A successful “we” is found at the crossroads of listening, being transparent, and emboldening one another to reach our full potential.

The team at the Scituate Education Foundation recently opted to plan a non-traditional fundraising event called, “Seaside Stories”. As an avid follower of “The Moth Radio Hour”, I love to hear a good story, but I was concerned about the potential for this to work as a fundraiser. I listened closely as each team member walked through the key elements for success: hire professionals to train our local storytellers, develop a strong marketing campaign with very clear messaging, and set a ticket price that would encourage a wide range of attendees.
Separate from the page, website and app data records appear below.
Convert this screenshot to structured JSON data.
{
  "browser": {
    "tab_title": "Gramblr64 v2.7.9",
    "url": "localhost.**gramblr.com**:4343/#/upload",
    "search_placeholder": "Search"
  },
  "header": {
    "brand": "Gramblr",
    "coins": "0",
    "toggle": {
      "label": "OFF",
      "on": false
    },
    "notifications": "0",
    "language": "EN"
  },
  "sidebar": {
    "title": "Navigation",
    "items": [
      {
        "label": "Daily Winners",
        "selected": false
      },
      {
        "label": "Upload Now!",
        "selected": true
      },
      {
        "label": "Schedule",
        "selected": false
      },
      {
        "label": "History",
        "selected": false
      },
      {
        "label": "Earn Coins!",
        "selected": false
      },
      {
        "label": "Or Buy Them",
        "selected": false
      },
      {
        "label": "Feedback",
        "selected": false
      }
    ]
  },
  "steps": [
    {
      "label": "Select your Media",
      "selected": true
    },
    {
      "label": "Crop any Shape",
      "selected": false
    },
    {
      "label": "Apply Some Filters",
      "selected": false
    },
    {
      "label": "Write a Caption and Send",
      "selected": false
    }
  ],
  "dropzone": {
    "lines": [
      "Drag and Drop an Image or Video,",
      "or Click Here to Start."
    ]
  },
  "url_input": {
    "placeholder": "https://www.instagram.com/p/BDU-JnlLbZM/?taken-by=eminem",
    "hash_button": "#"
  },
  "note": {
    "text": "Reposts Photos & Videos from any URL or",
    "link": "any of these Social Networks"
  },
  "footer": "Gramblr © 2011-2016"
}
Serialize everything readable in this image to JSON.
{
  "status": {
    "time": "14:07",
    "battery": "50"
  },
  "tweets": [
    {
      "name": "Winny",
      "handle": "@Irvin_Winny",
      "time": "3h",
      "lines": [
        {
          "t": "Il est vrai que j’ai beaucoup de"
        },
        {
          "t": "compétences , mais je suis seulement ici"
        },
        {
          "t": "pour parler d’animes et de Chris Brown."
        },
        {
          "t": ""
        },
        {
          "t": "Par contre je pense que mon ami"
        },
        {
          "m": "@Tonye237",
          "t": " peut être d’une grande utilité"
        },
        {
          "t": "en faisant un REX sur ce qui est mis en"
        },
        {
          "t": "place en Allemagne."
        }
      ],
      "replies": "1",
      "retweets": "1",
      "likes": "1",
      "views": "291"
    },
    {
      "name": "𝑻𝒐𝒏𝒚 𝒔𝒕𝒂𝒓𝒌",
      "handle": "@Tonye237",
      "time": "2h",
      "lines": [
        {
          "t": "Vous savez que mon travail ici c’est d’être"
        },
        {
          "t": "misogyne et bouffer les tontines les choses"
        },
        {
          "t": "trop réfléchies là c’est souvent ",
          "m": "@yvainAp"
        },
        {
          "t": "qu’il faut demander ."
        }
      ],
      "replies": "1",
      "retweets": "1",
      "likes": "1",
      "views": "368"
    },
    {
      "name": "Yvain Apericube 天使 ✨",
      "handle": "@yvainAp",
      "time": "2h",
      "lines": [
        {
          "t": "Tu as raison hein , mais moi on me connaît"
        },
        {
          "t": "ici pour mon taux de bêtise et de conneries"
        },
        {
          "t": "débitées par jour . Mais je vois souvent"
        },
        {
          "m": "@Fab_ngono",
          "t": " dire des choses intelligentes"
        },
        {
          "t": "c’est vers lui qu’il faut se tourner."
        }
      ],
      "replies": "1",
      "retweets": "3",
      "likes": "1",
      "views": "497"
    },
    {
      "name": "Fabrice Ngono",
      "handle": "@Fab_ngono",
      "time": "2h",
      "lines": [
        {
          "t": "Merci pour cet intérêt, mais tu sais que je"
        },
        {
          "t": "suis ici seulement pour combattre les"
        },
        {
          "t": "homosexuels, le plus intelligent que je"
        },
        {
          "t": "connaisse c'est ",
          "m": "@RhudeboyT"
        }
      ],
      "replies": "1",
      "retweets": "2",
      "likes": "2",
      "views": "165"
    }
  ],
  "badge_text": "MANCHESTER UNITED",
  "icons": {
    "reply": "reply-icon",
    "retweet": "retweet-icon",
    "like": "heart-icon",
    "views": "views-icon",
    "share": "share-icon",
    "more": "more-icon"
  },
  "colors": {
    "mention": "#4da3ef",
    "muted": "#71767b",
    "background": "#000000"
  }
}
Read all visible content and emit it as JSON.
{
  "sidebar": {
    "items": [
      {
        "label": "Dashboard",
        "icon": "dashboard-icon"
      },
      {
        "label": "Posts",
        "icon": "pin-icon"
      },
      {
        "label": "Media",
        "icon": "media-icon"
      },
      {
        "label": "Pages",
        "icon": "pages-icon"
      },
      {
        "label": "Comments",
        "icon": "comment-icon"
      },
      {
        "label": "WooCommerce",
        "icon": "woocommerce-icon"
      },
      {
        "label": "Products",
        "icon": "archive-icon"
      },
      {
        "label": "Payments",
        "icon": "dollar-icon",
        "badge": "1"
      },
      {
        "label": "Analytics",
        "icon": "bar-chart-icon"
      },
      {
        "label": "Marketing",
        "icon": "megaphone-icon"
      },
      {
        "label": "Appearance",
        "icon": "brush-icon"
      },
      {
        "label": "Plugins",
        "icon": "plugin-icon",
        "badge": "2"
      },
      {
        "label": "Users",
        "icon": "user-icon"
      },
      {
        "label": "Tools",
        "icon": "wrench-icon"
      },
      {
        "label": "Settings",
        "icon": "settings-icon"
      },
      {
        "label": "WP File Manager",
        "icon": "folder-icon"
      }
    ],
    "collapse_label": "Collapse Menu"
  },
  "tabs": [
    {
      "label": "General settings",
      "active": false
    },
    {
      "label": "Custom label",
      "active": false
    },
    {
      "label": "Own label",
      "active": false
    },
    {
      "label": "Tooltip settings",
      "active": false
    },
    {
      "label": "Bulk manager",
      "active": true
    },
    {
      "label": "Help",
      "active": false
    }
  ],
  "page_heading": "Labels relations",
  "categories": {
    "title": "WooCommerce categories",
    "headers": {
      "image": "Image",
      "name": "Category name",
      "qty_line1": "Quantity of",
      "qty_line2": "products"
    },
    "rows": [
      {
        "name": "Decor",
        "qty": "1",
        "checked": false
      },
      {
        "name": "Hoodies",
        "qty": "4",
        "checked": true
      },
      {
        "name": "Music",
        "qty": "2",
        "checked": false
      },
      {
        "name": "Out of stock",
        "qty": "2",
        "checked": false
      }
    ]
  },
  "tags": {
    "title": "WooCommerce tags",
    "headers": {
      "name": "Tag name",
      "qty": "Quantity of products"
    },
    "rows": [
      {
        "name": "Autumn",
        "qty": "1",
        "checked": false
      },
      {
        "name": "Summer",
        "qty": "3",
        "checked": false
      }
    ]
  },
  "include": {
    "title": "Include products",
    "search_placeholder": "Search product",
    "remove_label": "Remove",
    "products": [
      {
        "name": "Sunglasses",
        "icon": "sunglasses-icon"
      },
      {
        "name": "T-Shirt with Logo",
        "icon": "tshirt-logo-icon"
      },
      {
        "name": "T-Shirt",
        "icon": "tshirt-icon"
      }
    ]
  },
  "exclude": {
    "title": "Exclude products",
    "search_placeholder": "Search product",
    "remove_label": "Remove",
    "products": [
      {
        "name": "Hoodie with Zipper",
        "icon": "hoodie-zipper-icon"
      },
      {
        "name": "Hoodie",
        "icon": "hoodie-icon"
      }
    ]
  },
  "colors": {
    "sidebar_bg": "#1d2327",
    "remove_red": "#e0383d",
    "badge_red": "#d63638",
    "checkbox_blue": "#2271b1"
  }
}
While I was not an expert in theater performances, I was convinced by my team that this aligned well with our mission and would be successful.

Being fully transparent in the planning process for Seaside Stories allowed each member of the committee to weigh their skill sets against their availability in the months leading up to the event. As volunteers, each team member was eager to gift their time and talents to benefit the organization knowing they were a valuable part of the production. We were equally transparent as a group about how we would define success: number of tickets sold, performer satisfaction, and audience feedback.

Seaside Stories was ultimately an opportunity to find untapped potential and embolden a new generation of leaders for SEF. When I asked various people to step up and help, not only did I see a collaboration of skills across committees, but also an awakening of people who had previously been behind the scenes with the organization.